* **Problem to work on**: From the records below, copy every line that contains the word "gold".

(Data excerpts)
<<<<

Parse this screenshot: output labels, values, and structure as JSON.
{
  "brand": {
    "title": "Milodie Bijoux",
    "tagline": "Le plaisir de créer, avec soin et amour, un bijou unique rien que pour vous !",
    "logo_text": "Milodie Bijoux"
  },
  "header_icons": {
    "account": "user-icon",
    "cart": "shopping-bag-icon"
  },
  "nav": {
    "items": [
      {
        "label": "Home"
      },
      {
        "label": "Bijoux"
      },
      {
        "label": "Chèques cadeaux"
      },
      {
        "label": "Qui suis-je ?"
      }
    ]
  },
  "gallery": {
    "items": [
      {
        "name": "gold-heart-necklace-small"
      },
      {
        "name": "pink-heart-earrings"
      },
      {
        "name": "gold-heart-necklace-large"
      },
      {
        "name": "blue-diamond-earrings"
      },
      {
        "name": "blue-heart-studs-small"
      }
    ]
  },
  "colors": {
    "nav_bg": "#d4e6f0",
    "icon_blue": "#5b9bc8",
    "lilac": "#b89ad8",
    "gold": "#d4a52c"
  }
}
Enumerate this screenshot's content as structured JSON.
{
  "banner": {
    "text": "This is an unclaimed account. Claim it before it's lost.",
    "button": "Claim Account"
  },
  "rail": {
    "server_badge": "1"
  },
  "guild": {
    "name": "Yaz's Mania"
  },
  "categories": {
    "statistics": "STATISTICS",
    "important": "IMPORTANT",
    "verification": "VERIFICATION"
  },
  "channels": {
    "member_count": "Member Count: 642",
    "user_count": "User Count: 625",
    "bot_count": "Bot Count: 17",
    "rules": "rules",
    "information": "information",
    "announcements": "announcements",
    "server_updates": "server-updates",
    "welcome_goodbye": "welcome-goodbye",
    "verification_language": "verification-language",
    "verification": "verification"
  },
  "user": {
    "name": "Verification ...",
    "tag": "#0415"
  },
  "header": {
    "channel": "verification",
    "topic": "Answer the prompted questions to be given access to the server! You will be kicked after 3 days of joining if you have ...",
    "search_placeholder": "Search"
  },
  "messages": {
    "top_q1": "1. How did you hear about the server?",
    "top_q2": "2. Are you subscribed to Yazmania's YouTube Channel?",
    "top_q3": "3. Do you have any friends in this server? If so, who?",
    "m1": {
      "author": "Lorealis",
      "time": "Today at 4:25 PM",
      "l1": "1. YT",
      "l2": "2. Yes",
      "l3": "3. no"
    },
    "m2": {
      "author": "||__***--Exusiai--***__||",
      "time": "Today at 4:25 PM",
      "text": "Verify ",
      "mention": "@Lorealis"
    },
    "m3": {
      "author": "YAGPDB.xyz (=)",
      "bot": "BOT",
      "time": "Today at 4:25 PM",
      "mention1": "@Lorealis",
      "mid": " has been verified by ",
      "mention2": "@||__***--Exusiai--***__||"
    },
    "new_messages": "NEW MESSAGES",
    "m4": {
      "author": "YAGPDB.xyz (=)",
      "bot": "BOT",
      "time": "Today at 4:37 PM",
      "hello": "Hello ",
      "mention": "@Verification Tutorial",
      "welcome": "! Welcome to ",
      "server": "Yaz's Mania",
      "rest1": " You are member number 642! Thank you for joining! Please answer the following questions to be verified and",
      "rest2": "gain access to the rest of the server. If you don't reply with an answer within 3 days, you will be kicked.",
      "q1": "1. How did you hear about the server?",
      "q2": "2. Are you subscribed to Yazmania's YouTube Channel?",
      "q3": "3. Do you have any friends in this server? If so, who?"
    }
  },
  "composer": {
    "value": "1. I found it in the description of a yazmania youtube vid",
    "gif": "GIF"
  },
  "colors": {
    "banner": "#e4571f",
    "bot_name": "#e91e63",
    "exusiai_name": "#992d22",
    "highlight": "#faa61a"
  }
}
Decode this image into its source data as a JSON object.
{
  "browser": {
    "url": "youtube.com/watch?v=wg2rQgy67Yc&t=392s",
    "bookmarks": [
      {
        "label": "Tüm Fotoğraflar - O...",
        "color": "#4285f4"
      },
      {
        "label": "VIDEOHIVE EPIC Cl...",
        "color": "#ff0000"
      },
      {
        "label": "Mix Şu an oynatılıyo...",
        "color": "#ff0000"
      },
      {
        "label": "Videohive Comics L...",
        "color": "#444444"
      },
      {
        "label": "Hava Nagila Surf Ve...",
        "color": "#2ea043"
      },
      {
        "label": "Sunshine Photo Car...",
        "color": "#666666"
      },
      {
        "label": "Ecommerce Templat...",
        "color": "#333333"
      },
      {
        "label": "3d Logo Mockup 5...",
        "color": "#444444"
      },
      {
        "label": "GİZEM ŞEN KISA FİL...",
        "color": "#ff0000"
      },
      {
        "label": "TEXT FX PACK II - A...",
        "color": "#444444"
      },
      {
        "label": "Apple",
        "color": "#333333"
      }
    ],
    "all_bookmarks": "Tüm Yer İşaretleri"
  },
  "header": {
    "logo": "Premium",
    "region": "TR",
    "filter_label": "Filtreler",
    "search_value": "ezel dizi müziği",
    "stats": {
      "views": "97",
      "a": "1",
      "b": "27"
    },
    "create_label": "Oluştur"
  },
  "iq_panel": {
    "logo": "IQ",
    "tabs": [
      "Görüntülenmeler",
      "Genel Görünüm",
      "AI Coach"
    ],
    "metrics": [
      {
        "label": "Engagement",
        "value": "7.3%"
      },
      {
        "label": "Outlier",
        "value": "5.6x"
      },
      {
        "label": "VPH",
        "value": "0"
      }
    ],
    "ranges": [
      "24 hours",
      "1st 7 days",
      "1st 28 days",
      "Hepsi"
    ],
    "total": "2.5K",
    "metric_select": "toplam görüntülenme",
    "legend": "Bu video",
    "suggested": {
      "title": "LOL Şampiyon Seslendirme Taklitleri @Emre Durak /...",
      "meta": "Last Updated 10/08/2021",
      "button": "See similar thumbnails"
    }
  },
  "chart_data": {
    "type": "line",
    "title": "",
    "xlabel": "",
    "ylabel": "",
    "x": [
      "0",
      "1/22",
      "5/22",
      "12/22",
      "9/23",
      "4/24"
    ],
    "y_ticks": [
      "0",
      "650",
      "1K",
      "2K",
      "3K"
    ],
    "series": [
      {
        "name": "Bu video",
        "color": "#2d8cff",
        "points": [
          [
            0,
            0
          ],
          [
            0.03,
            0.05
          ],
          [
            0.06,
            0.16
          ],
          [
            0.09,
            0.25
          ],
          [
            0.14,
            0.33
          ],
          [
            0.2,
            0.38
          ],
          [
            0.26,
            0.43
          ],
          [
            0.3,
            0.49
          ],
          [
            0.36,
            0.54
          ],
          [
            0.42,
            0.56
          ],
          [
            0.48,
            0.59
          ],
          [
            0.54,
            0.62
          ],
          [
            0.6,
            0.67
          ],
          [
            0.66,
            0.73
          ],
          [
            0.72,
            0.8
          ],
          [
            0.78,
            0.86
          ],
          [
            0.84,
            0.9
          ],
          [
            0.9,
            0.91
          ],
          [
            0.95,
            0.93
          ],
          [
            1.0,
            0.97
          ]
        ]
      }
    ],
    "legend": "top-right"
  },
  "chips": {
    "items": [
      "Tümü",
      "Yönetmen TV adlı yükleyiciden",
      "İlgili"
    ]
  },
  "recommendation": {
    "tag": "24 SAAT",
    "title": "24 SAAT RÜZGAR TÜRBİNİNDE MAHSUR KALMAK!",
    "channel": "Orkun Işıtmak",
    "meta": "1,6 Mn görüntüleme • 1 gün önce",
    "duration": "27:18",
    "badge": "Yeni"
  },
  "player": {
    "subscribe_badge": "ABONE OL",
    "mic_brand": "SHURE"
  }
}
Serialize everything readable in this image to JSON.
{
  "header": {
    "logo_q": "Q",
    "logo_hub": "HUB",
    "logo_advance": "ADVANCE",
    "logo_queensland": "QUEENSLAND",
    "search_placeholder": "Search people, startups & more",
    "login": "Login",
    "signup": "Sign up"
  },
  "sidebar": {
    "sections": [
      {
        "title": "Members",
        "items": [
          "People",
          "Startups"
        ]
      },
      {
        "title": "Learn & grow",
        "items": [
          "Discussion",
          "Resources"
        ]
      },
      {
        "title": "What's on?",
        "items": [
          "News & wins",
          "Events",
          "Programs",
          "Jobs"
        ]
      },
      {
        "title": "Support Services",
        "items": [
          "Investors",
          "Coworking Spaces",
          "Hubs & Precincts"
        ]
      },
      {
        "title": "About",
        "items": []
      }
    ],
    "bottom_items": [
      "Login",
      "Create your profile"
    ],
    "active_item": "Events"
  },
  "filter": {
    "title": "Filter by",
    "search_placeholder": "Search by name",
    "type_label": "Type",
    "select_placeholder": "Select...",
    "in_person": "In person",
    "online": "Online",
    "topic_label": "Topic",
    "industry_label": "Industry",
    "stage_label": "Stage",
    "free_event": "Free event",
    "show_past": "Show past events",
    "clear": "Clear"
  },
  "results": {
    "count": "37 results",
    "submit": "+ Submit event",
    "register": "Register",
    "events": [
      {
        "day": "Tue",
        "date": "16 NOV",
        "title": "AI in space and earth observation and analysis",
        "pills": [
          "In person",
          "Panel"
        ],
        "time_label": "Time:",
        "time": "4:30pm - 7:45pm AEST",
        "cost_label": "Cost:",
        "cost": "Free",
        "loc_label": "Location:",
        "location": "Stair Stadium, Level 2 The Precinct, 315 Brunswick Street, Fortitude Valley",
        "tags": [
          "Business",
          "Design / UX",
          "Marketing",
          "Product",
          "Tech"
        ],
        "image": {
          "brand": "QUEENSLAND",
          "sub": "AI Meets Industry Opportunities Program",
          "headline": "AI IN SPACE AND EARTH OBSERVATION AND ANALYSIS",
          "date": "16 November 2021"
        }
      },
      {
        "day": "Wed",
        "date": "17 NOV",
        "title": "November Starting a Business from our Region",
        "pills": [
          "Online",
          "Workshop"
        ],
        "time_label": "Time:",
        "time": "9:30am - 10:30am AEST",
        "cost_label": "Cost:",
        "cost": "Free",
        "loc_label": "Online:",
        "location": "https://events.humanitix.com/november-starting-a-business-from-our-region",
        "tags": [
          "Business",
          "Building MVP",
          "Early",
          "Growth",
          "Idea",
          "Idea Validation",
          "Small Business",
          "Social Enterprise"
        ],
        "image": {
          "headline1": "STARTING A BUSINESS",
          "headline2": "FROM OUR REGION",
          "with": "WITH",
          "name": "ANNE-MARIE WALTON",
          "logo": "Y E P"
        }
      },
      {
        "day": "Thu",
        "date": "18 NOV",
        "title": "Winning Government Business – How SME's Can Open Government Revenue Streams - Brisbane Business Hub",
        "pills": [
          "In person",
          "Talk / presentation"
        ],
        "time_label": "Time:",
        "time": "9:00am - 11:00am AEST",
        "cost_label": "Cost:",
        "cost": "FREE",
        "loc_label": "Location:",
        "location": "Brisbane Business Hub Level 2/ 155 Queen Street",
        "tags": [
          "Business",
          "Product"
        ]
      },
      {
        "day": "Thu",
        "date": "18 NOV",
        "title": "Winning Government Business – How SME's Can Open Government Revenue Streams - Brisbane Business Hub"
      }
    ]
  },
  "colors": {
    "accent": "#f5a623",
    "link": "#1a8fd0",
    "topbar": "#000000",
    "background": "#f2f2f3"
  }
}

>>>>

* **Result of the exercise**:
        "name": "gold-heart-necklace-small"
        "name": "gold-heart-necklace-large"
    "gold": "#d4a52c"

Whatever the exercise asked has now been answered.